A not-so-well-kept secret of tabletop RPGs is that even the most compelling, convincing and dramatic roleplayers among us may struggle with nerves. Assuming a character and throwing oneself wholeheartedly into the role is a wonderful experience for everyone involved. It’s also an act of vulnerability and a source of much anxiety for players and Dungeon Masters alike.

Having lived with an anxiety disorder for more years than I care to remember, I consider myself somewhat of an expert on anxiety. I know it intimately and in all its forms, from sweaty palms to panic attacks.

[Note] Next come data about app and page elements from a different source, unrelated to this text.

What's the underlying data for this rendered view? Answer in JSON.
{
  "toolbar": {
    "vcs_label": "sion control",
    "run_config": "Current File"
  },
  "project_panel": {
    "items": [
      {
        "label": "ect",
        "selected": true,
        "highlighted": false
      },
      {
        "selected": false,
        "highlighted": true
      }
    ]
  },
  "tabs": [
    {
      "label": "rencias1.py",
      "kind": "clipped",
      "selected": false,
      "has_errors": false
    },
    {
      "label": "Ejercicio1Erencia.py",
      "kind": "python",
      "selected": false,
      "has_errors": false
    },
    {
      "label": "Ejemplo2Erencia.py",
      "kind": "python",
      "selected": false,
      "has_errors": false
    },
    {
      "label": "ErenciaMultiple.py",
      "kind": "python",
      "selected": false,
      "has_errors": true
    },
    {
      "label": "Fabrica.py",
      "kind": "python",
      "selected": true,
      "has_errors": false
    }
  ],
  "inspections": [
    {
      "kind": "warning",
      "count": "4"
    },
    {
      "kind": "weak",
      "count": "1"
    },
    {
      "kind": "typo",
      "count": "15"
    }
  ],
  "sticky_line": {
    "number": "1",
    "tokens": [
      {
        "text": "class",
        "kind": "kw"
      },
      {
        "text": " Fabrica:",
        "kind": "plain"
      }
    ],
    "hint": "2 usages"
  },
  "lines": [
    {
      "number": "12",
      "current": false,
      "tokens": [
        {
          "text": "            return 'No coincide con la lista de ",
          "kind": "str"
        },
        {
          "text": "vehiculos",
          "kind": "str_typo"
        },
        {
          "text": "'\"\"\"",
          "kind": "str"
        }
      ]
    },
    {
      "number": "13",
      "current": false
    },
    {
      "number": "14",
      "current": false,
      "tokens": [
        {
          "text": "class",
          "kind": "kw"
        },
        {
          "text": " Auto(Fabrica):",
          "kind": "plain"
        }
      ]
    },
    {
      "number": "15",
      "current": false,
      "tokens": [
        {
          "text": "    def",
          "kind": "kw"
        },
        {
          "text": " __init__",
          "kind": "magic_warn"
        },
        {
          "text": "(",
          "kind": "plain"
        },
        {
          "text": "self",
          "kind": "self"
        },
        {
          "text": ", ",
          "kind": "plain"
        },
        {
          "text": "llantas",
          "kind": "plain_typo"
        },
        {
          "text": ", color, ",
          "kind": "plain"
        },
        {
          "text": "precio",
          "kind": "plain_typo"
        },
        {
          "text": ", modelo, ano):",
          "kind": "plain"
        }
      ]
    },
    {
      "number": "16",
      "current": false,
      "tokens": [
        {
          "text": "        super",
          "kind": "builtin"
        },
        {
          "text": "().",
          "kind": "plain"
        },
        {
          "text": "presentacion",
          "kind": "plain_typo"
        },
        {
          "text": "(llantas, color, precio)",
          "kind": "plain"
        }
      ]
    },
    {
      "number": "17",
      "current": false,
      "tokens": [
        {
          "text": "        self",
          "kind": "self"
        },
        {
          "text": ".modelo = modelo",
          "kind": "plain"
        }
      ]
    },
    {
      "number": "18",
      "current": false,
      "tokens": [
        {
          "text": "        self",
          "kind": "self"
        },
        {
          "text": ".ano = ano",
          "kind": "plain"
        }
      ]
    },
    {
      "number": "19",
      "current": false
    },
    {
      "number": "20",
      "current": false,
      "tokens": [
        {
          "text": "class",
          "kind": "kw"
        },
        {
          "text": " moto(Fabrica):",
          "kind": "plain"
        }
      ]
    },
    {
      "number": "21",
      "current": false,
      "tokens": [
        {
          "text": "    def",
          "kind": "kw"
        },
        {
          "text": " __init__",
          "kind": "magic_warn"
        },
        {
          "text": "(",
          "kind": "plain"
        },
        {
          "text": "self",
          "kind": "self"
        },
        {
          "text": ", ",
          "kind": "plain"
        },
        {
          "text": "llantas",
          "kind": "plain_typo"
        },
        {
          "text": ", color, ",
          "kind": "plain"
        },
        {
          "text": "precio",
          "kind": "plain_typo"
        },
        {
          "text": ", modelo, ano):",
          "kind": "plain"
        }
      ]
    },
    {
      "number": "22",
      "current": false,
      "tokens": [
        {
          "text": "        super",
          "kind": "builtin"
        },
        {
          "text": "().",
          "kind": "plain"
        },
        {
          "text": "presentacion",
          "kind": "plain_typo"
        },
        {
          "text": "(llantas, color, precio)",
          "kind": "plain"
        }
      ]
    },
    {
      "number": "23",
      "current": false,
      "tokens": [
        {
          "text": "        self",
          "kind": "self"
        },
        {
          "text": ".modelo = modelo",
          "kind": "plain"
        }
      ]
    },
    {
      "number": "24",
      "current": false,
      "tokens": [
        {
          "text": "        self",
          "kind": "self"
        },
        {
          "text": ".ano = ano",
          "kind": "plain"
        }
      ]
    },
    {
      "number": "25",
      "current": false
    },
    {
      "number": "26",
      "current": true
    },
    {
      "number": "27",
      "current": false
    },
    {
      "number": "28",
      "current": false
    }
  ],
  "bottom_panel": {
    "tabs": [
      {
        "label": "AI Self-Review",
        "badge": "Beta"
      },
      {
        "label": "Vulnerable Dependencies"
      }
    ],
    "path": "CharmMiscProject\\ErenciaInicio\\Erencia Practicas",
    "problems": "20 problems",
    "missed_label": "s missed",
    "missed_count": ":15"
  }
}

Still, the rewards of roleplay outweigh the churning in my stomach. To reap those rewards, I first had to learn to manage my nerves.

The Company You Keep

Whether roleplay is more nerve-wracking among friends or strangers varies from person to person, and tabletop RPGs can accommodate both. Whether you form a party with friends or play with strangers at your local game store, it’s important that you’re playing with understanding and respectful people.

At the start of the first session or during the session zero, don’t be afraid to let the other players know that you’re nervous about roleplaying. There are several benefits to this: most people will be understanding and make a concerted effort to be outwardly supportive, it will take off some of the pressure you may feel to put on a voice, and finally, if any of the players respond with rudeness, cruelty or a lack of compassion, it’s a clear sign that this isn’t the group for you.

Playing with understanding people who are aware of your nerves takes a lot of the worry and pressure from the shoulders of a nervous player. It also creates an environment that allows you to get comfortable with roleplay. Don’t forget to return the favour, should you ever come across another player who hesitates to roleplay- they’re probably feeling the same nerves.

Accent Optional

Putting on a voice or accent is, in my experience, the most intimidating part of roleplaying, but it’s not mandatory. There are other ways to play your character that can be just as effective. A combination of some or all of these can create a clear identity and personality for your character:

  1. Character posture. This is the first method I used, putting on a cocky, self-assured slouch and smirk whenever I was speaking in character as my first PC, a drow sorceress. It helped my fellow players see when I was speaking in character, and helped me to assume her affect and personality.
  2. Change up your vocabulary. Ask yourself: does my character swear a lot? Do they speak plainly or talk circles around their point? Is their speech complex or simple? Altering your vocabulary in this way can do a lot to demonstrate the personality and background of your character.
  3. Pacing, hesitation and tone. How quickly or slowly a character speaks, when and how often in sentences they pause, whether they speak with hesitation or enthusiasm.

These are all things that you can do with your regular voice, and while you may still be nervous to try them, incorporating one or two at a time can be a helpful way to ease yourself into roleplay. These are the three techniques that I myself used to move from being far too afraid to play in character to being mostly comfortable with it now.

Enjoying Roleplay

Speaking in character when you’re anxious or nervous to do so involves gradually stepping out of your comfort zone until eventually, you find it expanded. Playing in groups of kind people, slowly incorporating new roleplay elements into my gameplay, and challenging myself to do more were all vital elements in the process. As you go, the hilarious, sombre, exciting, intense moments that come from roleplay make pushing your boundaries a rewarding experience.

I remember with distinct clarity the first moment of pure roleplay I had in a D&D game. Another player and I spoke in character, making jokes and partaking in a friendly competition for half an hour. A full half hour of speaking in character. It was the most fun, entertaining and proud moment in my D&D experience up to then. There have been many more since, but for the influence that it had on my attitude towards playing in character, that moment will be one I always remember and cherish.

So talk to your party about your nerves, dare to take a small step into playing your character, and enjoy the great moments that come when you do. Perhaps like I did not terribly long ago, you’ll sit behind the DM screen for the first time someday, nervous about many things, but speaking as your NPCs not among them.